The American Association of University Professors (AAUP) has published the results of its 2019-20 Faculty Compensation Survey.
The data was collected from around 475,000 full and part-time faculty at various levels of seniority at 928 institutions of higher education in the United States.
- Salary growth. Average salaries for full-time faculty in doctoral institutions increased 2.8 percent overall, or 0.5 percent in real terms after adjusting for the 2.3 percent increase in the consumer price index. Average salaries at master’s and associate’s institutions increased 1.2 percent and 1.0 percent respectively; in real terms, average salaries decreased 1.1 percent and 1.3 percent respectively after adjusting for inflation. At baccalaureate institutions, average salaries increased 2.3 percent, matching the annual inflation rate.

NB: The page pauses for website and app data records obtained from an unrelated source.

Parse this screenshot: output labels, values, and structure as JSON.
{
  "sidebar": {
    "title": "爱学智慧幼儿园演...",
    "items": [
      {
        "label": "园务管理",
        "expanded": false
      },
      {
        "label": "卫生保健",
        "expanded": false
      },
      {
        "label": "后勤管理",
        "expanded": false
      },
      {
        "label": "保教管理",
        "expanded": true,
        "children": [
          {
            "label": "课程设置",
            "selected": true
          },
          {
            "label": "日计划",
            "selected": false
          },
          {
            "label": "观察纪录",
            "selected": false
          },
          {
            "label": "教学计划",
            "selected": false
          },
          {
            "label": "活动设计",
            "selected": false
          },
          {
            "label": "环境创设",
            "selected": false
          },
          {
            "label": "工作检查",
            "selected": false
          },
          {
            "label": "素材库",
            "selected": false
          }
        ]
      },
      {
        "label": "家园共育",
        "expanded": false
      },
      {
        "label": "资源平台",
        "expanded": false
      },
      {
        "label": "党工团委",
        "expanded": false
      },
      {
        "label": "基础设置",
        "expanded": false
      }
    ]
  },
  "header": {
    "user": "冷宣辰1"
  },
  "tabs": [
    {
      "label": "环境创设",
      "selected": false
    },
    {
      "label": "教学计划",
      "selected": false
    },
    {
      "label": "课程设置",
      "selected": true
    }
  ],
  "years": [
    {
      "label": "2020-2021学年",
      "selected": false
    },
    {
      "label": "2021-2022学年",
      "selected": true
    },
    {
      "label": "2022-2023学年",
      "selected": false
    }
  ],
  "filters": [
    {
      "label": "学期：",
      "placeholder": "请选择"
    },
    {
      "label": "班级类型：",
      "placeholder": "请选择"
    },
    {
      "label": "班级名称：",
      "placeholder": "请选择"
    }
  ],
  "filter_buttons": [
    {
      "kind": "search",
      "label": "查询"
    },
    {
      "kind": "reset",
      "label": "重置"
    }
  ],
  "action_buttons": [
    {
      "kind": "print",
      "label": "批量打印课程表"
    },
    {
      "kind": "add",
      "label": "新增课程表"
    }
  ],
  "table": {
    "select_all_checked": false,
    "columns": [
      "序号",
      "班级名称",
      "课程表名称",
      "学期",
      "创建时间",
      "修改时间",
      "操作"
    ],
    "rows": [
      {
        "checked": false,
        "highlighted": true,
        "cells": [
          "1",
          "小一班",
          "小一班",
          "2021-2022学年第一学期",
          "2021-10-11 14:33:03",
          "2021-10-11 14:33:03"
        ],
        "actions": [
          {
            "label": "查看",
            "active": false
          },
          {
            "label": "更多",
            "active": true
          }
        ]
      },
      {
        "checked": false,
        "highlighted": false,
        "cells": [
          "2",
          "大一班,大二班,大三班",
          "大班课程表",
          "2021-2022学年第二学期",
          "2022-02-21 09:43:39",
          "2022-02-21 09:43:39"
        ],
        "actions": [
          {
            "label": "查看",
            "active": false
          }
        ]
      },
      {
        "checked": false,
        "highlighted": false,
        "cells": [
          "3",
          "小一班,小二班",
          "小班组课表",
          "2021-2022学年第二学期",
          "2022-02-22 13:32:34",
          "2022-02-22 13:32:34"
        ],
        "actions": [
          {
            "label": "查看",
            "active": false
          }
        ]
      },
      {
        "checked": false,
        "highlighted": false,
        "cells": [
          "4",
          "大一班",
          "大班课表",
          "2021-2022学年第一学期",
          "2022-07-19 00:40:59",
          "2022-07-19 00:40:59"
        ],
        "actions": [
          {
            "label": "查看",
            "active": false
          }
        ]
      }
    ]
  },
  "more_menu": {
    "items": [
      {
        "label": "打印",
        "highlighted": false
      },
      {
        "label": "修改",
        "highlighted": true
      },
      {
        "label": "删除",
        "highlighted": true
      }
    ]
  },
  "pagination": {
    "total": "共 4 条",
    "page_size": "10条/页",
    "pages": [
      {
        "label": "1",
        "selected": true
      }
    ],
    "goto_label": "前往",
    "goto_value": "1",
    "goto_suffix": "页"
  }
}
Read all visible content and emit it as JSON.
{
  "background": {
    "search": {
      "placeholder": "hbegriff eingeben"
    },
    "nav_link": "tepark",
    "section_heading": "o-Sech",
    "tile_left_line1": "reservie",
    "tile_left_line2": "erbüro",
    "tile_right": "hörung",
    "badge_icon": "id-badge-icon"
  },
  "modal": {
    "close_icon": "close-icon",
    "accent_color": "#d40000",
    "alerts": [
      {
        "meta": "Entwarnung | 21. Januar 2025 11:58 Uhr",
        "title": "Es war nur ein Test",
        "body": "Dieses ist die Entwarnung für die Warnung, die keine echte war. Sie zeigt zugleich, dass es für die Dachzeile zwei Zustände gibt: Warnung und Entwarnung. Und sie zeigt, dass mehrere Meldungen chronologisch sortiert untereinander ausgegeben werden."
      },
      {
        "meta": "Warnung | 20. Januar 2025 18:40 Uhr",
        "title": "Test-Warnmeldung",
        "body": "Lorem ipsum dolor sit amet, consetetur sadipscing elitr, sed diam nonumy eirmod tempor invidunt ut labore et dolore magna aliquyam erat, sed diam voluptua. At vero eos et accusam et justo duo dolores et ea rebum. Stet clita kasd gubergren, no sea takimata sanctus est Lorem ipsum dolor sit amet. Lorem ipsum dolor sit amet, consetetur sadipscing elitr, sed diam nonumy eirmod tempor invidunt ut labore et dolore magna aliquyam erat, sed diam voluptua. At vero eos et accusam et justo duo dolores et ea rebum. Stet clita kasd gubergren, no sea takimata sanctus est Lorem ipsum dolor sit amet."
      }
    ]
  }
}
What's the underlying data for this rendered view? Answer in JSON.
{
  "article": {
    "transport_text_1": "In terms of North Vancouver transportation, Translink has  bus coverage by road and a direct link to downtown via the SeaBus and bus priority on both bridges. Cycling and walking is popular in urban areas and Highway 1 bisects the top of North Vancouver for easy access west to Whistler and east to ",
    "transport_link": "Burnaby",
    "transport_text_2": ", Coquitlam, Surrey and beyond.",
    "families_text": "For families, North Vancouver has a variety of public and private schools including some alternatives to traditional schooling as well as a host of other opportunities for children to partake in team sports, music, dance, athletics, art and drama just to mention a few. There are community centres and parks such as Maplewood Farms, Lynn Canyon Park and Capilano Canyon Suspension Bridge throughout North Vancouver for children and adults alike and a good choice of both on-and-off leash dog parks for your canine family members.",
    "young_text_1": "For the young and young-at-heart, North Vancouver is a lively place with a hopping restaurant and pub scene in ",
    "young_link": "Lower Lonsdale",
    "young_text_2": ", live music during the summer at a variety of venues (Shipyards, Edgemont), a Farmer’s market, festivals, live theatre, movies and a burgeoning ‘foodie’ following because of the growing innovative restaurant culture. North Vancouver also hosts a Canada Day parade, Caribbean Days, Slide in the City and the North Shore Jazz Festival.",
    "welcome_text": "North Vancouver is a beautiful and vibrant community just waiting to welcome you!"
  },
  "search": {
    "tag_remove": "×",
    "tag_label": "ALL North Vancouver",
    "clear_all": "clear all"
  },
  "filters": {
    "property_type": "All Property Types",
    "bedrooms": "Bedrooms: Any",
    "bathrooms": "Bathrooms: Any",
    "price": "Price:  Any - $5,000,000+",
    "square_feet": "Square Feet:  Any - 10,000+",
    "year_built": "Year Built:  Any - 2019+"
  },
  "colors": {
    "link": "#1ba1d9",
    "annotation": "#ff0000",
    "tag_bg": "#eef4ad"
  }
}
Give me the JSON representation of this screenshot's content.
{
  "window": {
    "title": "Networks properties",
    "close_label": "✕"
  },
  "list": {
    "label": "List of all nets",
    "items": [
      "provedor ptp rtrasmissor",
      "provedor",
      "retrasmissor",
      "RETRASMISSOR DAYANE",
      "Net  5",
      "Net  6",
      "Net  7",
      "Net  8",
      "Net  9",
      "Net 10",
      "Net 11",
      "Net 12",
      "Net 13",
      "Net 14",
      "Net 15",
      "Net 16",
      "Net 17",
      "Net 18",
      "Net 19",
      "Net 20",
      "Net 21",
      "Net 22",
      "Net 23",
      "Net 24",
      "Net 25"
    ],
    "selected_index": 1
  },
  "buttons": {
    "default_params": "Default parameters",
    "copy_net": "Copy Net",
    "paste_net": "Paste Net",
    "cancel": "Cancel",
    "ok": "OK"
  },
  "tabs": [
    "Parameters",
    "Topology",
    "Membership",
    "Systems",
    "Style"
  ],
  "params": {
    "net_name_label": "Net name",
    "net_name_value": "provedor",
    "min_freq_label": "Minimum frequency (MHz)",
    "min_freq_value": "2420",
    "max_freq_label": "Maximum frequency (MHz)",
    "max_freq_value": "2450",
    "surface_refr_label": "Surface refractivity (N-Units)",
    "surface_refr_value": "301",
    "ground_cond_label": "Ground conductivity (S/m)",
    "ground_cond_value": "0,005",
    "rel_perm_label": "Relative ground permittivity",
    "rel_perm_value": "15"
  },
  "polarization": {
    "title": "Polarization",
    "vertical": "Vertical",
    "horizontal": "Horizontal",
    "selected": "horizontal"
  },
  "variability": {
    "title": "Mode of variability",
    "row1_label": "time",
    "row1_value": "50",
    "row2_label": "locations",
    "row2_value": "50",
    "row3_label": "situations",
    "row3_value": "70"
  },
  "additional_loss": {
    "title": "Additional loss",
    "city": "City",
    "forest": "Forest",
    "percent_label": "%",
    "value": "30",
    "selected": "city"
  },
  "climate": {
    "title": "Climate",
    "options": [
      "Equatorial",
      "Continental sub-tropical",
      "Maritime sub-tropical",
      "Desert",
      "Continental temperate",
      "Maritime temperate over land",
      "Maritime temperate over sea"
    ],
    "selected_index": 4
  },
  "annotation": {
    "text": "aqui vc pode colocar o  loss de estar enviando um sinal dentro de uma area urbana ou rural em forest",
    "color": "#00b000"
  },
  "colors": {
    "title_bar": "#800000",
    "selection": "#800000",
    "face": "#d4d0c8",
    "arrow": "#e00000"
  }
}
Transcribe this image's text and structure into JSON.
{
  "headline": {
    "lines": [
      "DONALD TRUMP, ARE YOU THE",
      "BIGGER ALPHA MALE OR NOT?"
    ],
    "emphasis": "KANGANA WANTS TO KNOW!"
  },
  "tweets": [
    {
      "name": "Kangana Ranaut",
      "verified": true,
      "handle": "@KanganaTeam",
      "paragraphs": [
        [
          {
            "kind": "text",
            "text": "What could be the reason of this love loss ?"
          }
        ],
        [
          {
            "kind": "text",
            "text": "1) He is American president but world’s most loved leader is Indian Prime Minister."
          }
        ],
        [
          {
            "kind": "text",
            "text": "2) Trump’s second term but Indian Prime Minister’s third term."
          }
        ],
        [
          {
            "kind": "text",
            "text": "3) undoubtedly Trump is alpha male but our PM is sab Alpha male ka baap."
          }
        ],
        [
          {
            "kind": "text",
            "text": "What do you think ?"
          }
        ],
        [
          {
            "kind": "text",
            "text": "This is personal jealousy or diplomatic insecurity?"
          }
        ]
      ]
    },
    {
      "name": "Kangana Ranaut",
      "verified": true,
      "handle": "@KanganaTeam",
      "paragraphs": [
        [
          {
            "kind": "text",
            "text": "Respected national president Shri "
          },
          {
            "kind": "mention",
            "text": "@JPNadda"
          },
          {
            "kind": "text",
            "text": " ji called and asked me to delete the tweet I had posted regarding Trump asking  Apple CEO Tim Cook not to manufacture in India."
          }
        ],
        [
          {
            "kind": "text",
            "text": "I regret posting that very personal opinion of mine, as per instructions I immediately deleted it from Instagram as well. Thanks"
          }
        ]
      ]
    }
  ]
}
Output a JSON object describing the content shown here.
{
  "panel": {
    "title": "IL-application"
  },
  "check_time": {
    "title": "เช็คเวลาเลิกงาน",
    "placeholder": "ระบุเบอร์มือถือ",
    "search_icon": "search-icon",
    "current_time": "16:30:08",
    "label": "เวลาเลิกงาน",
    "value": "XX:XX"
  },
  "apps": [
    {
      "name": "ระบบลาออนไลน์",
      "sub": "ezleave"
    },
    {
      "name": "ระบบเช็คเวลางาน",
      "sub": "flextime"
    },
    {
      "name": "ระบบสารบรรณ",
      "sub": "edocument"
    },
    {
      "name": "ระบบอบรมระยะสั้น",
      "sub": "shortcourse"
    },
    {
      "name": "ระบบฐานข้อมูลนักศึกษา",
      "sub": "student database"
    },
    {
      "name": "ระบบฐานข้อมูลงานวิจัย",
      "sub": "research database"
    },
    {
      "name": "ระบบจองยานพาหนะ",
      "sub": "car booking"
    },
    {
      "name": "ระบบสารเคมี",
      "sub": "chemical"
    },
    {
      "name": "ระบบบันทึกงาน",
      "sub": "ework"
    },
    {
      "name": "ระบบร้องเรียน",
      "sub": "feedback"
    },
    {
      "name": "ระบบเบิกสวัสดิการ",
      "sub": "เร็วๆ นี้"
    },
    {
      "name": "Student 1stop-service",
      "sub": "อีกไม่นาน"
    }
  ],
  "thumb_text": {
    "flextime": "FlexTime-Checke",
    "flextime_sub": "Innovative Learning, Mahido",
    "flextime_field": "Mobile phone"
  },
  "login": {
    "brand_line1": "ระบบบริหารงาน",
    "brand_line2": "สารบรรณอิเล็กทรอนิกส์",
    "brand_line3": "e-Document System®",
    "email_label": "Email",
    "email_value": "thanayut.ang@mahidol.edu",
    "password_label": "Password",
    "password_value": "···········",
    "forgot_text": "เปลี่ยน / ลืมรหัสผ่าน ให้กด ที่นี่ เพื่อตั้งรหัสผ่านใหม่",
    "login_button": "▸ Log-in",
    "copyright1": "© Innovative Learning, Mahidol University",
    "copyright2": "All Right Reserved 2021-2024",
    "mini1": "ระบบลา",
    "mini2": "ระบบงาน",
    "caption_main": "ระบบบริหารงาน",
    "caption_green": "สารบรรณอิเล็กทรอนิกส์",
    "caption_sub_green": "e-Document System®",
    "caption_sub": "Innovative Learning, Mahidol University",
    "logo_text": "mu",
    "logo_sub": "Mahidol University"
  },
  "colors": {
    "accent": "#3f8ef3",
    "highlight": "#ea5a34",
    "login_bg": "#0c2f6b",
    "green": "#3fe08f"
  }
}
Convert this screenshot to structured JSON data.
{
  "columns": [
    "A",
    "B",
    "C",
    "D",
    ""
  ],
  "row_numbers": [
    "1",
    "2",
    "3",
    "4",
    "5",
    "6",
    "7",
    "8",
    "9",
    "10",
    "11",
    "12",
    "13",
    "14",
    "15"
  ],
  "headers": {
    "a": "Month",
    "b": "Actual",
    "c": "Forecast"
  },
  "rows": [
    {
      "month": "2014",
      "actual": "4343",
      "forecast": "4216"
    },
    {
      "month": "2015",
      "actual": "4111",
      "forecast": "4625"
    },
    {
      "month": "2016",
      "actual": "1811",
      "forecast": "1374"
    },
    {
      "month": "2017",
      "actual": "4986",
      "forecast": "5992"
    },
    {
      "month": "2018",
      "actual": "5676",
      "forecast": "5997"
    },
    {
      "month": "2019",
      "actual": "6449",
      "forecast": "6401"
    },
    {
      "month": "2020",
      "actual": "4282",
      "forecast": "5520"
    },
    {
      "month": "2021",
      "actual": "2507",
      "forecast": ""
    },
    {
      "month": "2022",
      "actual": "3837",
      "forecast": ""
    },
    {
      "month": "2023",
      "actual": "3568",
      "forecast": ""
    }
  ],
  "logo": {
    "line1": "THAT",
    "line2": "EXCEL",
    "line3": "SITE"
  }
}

- Gender differences. On average, faculty salaries for women were 81.4 percent of those for men. Despite shifts in distributions between men and women in terms of faculty rank, the gender pay gap has not budged over the last ten years. The annual report scheduled for release in May will discuss in greater detail gender differences in salary by rank, tenure status, and type of institution.
- Salary variation. Full-time faculty salaries vary not only by faculty rank but also by institutional affiliation or category. For example, the average salary for a full professor at a private-independent doctoral university is almost $203,000, while the salary for a full professor at a public baccalaureate college is just over $99,000.
- Part-time faculty pay. Average pay for part-time faculty members teaching a three-credit course section varies widely between institutional types, with average rates of pay ranging from $2,263 per section in public associate’s institutions without ranks to $4,620 per section in private-independent doctoral institutions. Within institutional categories, minimum and maximum pay rates span huge ranges.
More details here.